** Exercise details **
Pull every line with "title" from the data below and copy it.

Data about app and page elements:
=-=-=
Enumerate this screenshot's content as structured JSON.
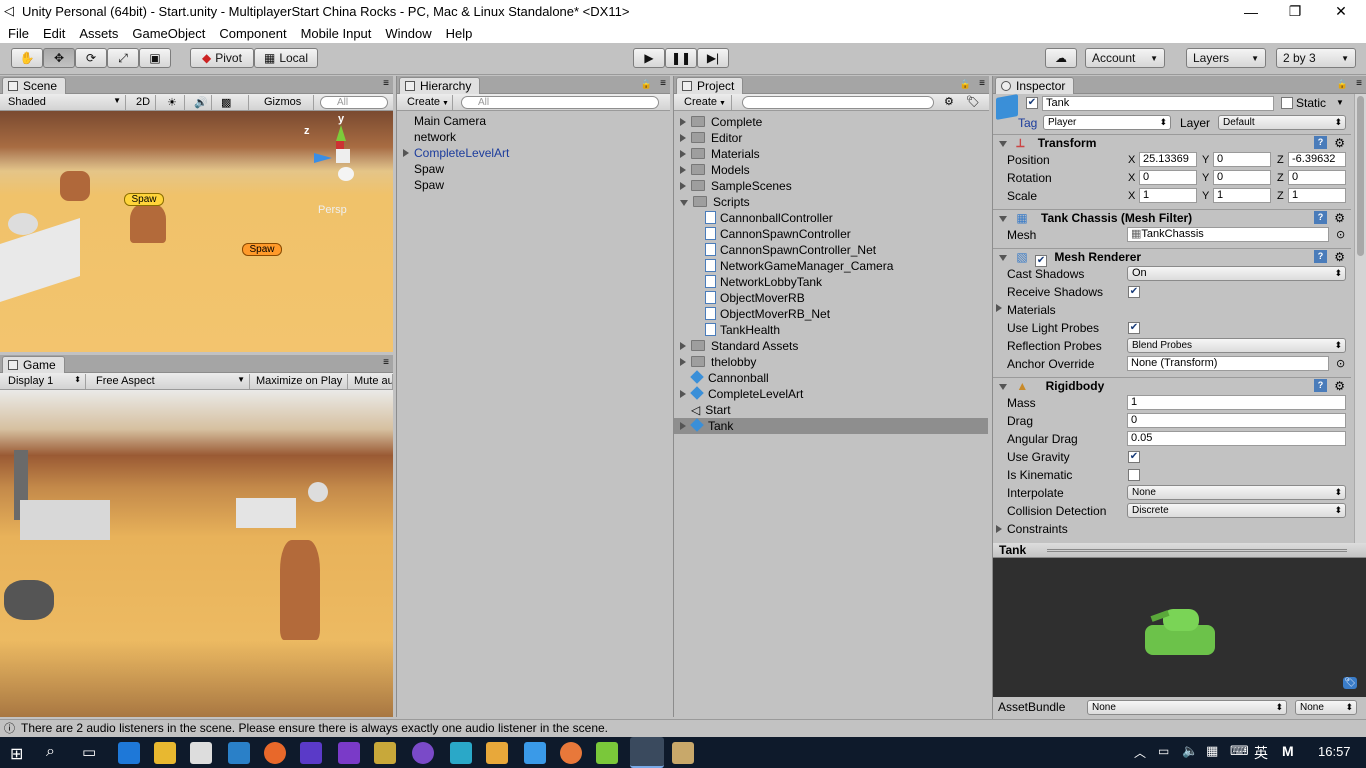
{
  "window": {
    "title": "Unity Personal (64bit) - Start.unity - MultiplayerStart China Rocks - PC, Mac & Linux Standalone* <DX11>"
  },
  "menu": [
    "File",
    "Edit",
    "Assets",
    "GameObject",
    "Component",
    "Mobile Input",
    "Window",
    "Help"
  ],
  "toolbar": {
    "pivot": "Pivot",
    "local": "Local",
    "account": "Account",
    "layers": "Layers",
    "layout": "2 by 3"
  },
  "scene": {
    "tab": "Scene",
    "shading": "Shaded",
    "mode2d": "2D",
    "gizmos": "Gizmos",
    "search_placeholder": "All",
    "persp": "Persp",
    "spawn1": "Spaw",
    "spawn2": "Spaw",
    "axis_y": "y",
    "axis_z": "z"
  },
  "game": {
    "tab": "Game",
    "display": "Display 1",
    "aspect": "Free Aspect",
    "maximize": "Maximize on Play",
    "mute": "Mute au"
  },
  "hierarchy": {
    "tab": "Hierarchy",
    "create": "Create",
    "search_placeholder": "All",
    "items": [
      "Main Camera",
      "network",
      "CompleteLevelArt",
      "Spaw",
      "Spaw"
    ]
  },
  "project": {
    "tab": "Project",
    "create": "Create",
    "folders": [
      "Complete",
      "Editor",
      "Materials",
      "Models",
      "SampleScenes",
      "Scripts"
    ],
    "scripts": [
      "CannonballController",
      "CannonSpawnController",
      "CannonSpawnController_Net",
      "NetworkGameManager_Camera",
      "NetworkLobbyTank",
      "ObjectMoverRB",
      "ObjectMoverRB_Net",
      "TankHealth"
    ],
    "after_folders": [
      "Standard Assets",
      "thelobby"
    ],
    "assets": [
      "Cannonball",
      "CompleteLevelArt",
      "Start",
      "Tank"
    ]
  },
  "inspector": {
    "tab": "Inspector",
    "name": "Tank",
    "static": "Static",
    "tag_label": "Tag",
    "tag": "Player",
    "layer_label": "Layer",
    "layer": "Default",
    "transform": {
      "title": "Transform",
      "position_label": "Position",
      "rotation_label": "Rotation",
      "scale_label": "Scale",
      "position": [
        "25.13369",
        "0",
        "-6.39632"
      ],
      "rotation": [
        "0",
        "0",
        "0"
      ],
      "scale": [
        "1",
        "1",
        "1"
      ]
    },
    "meshfilter": {
      "title": "Tank Chassis (Mesh Filter)",
      "mesh_label": "Mesh",
      "mesh": "TankChassis"
    },
    "meshrenderer": {
      "title": "Mesh Renderer",
      "cast_label": "Cast Shadows",
      "cast": "On",
      "receive_label": "Receive Shadows",
      "materials_label": "Materials",
      "lightprobes_label": "Use Light Probes",
      "reflection_label": "Reflection Probes",
      "reflection": "Blend Probes",
      "anchor_label": "Anchor Override",
      "anchor": "None (Transform)"
    },
    "rigidbody": {
      "title": "Rigidbody",
      "mass_label": "Mass",
      "mass": "1",
      "drag_label": "Drag",
      "drag": "0",
      "angular_label": "Angular Drag",
      "angular": "0.05",
      "gravity_label": "Use Gravity",
      "kinematic_label": "Is Kinematic",
      "interpolate_label": "Interpolate",
      "interpolate": "None",
      "collision_label": "Collision Detection",
      "collision": "Discrete",
      "constraints_label": "Constraints"
    },
    "preview": {
      "title": "Tank",
      "assetbundle_label": "AssetBundle",
      "bundle": "None",
      "variant": "None"
    }
  },
  "status": {
    "message": "There are 2 audio listeners in the scene. Please ensure there is always exactly one audio listener in the scene."
  },
  "taskbar": {
    "ime": "英",
    "ime2": "M",
    "time": "16:57"
  }
}
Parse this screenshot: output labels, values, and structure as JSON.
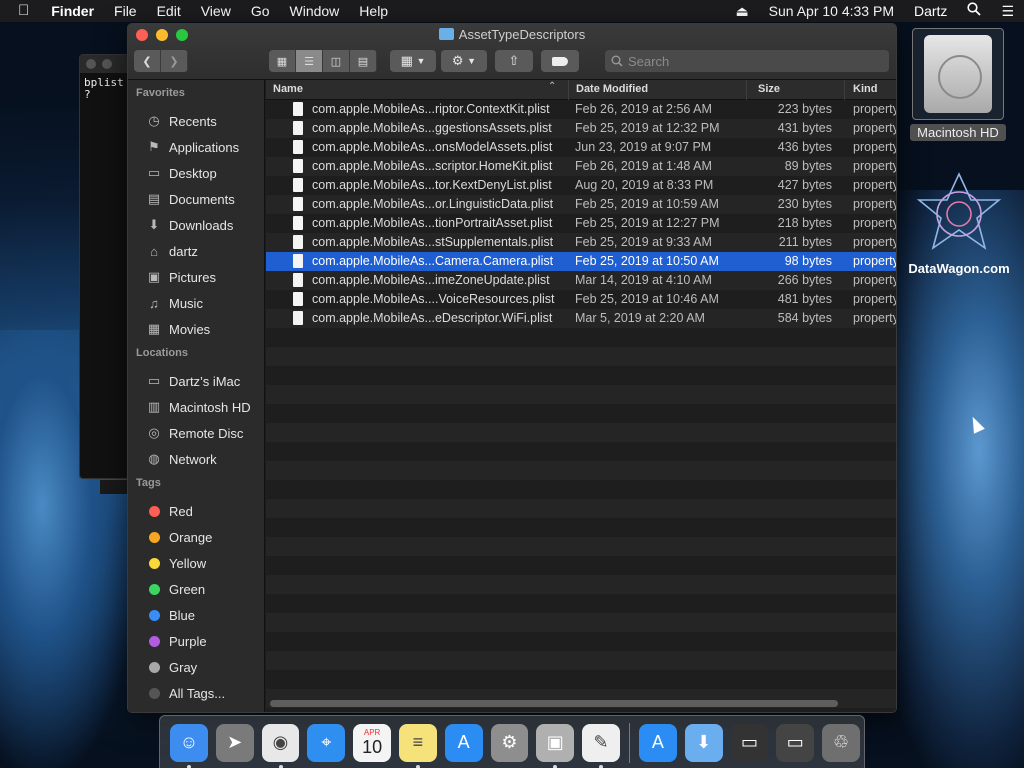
{
  "menubar": {
    "app": "Finder",
    "menus": [
      "File",
      "Edit",
      "View",
      "Go",
      "Window",
      "Help"
    ],
    "clock": "Sun Apr 10  4:33 PM",
    "user": "Dartz"
  },
  "terminal": {
    "text": "bplist\n?"
  },
  "window": {
    "title": "AssetTypeDescriptors",
    "search_placeholder": "Search"
  },
  "sidebar": {
    "favorites_header": "Favorites",
    "favorites": [
      {
        "label": "Recents",
        "icon": "clock-icon"
      },
      {
        "label": "Applications",
        "icon": "applications-icon"
      },
      {
        "label": "Desktop",
        "icon": "desktop-icon"
      },
      {
        "label": "Documents",
        "icon": "document-icon"
      },
      {
        "label": "Downloads",
        "icon": "download-icon"
      },
      {
        "label": "dartz",
        "icon": "home-icon"
      },
      {
        "label": "Pictures",
        "icon": "camera-icon"
      },
      {
        "label": "Music",
        "icon": "music-icon"
      },
      {
        "label": "Movies",
        "icon": "film-icon"
      }
    ],
    "locations_header": "Locations",
    "locations": [
      {
        "label": "Dartz’s iMac",
        "icon": "imac-icon"
      },
      {
        "label": "Macintosh HD",
        "icon": "hard-drive-icon"
      },
      {
        "label": "Remote Disc",
        "icon": "disc-icon"
      },
      {
        "label": "Network",
        "icon": "globe-icon"
      }
    ],
    "tags_header": "Tags",
    "tags": [
      {
        "label": "Red",
        "color": "#fc5f57"
      },
      {
        "label": "Orange",
        "color": "#f5a623"
      },
      {
        "label": "Yellow",
        "color": "#f8d83a"
      },
      {
        "label": "Green",
        "color": "#3dd461"
      },
      {
        "label": "Blue",
        "color": "#3a8df5"
      },
      {
        "label": "Purple",
        "color": "#b25de0"
      },
      {
        "label": "Gray",
        "color": "#a8a8a8"
      }
    ],
    "all_tags": "All Tags..."
  },
  "columns": {
    "name": "Name",
    "date": "Date Modified",
    "size": "Size",
    "kind": "Kind"
  },
  "files": [
    {
      "name": "com.apple.MobileAs...riptor.ContextKit.plist",
      "date": "Feb 26, 2019 at 2:56 AM",
      "size": "223 bytes",
      "kind": "property"
    },
    {
      "name": "com.apple.MobileAs...ggestionsAssets.plist",
      "date": "Feb 25, 2019 at 12:32 PM",
      "size": "431 bytes",
      "kind": "property"
    },
    {
      "name": "com.apple.MobileAs...onsModelAssets.plist",
      "date": "Jun 23, 2019 at 9:07 PM",
      "size": "436 bytes",
      "kind": "property"
    },
    {
      "name": "com.apple.MobileAs...scriptor.HomeKit.plist",
      "date": "Feb 26, 2019 at 1:48 AM",
      "size": "89 bytes",
      "kind": "property"
    },
    {
      "name": "com.apple.MobileAs...tor.KextDenyList.plist",
      "date": "Aug 20, 2019 at 8:33 PM",
      "size": "427 bytes",
      "kind": "property"
    },
    {
      "name": "com.apple.MobileAs...or.LinguisticData.plist",
      "date": "Feb 25, 2019 at 10:59 AM",
      "size": "230 bytes",
      "kind": "property"
    },
    {
      "name": "com.apple.MobileAs...tionPortraitAsset.plist",
      "date": "Feb 25, 2019 at 12:27 PM",
      "size": "218 bytes",
      "kind": "property"
    },
    {
      "name": "com.apple.MobileAs...stSupplementals.plist",
      "date": "Feb 25, 2019 at 9:33 AM",
      "size": "211 bytes",
      "kind": "property"
    },
    {
      "name": "com.apple.MobileAs...Camera.Camera.plist",
      "date": "Feb 25, 2019 at 10:50 AM",
      "size": "98 bytes",
      "kind": "property",
      "selected": true
    },
    {
      "name": "com.apple.MobileAs...imeZoneUpdate.plist",
      "date": "Mar 14, 2019 at 4:10 AM",
      "size": "266 bytes",
      "kind": "property"
    },
    {
      "name": "com.apple.MobileAs....VoiceResources.plist",
      "date": "Feb 25, 2019 at 10:46 AM",
      "size": "481 bytes",
      "kind": "property"
    },
    {
      "name": "com.apple.MobileAs...eDescriptor.WiFi.plist",
      "date": "Mar 5, 2019 at 2:20 AM",
      "size": "584 bytes",
      "kind": "property"
    }
  ],
  "desktop": {
    "hd_label": "Macintosh HD",
    "datawagon_label": "DataWagon.com"
  },
  "calendar_icon": {
    "month": "APR",
    "day": "10"
  },
  "dock": [
    {
      "icon": "finder-icon",
      "color": "#3d8df0",
      "running": true
    },
    {
      "icon": "launchpad-icon",
      "color": "#7a7a7a",
      "running": false
    },
    {
      "icon": "chrome-icon",
      "color": "#e8e8e8",
      "running": true
    },
    {
      "icon": "safari-icon",
      "color": "#2f8ff0",
      "running": false
    },
    {
      "icon": "calendar-icon",
      "color": "#f4f4f4",
      "running": false
    },
    {
      "icon": "notes-icon",
      "color": "#f6e27a",
      "running": true
    },
    {
      "icon": "app-store-icon",
      "color": "#2b8cf3",
      "running": false
    },
    {
      "icon": "system-preferences-icon",
      "color": "#8e8e8e",
      "running": false
    },
    {
      "icon": "preview-icon",
      "color": "#b0b0b0",
      "running": true
    },
    {
      "icon": "textedit-icon",
      "color": "#efefef",
      "running": true
    },
    {
      "icon": "applications-folder-icon",
      "color": "#2b8cf3",
      "running": false
    },
    {
      "icon": "downloads-folder-icon",
      "color": "#6aaef0",
      "running": false
    },
    {
      "icon": "terminal-window-icon",
      "color": "#333333",
      "running": false
    },
    {
      "icon": "chrome-window-icon",
      "color": "#444444",
      "running": false
    },
    {
      "icon": "trash-icon",
      "color": "#6f6f6f",
      "running": false
    }
  ]
}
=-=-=
** Completed task **
    "title": "Unity Personal (64bit) - Start.unity - MultiplayerStart China Rocks - PC, Mac & Linux Standalone* <DX11>"
      "title": "Transform",
      "title": "Tank Chassis (Mesh Filter)",
      "title": "Mesh Renderer",
      "title": "Rigidbody",
      "title": "Tank",
    "title": "AssetTypeDescriptors",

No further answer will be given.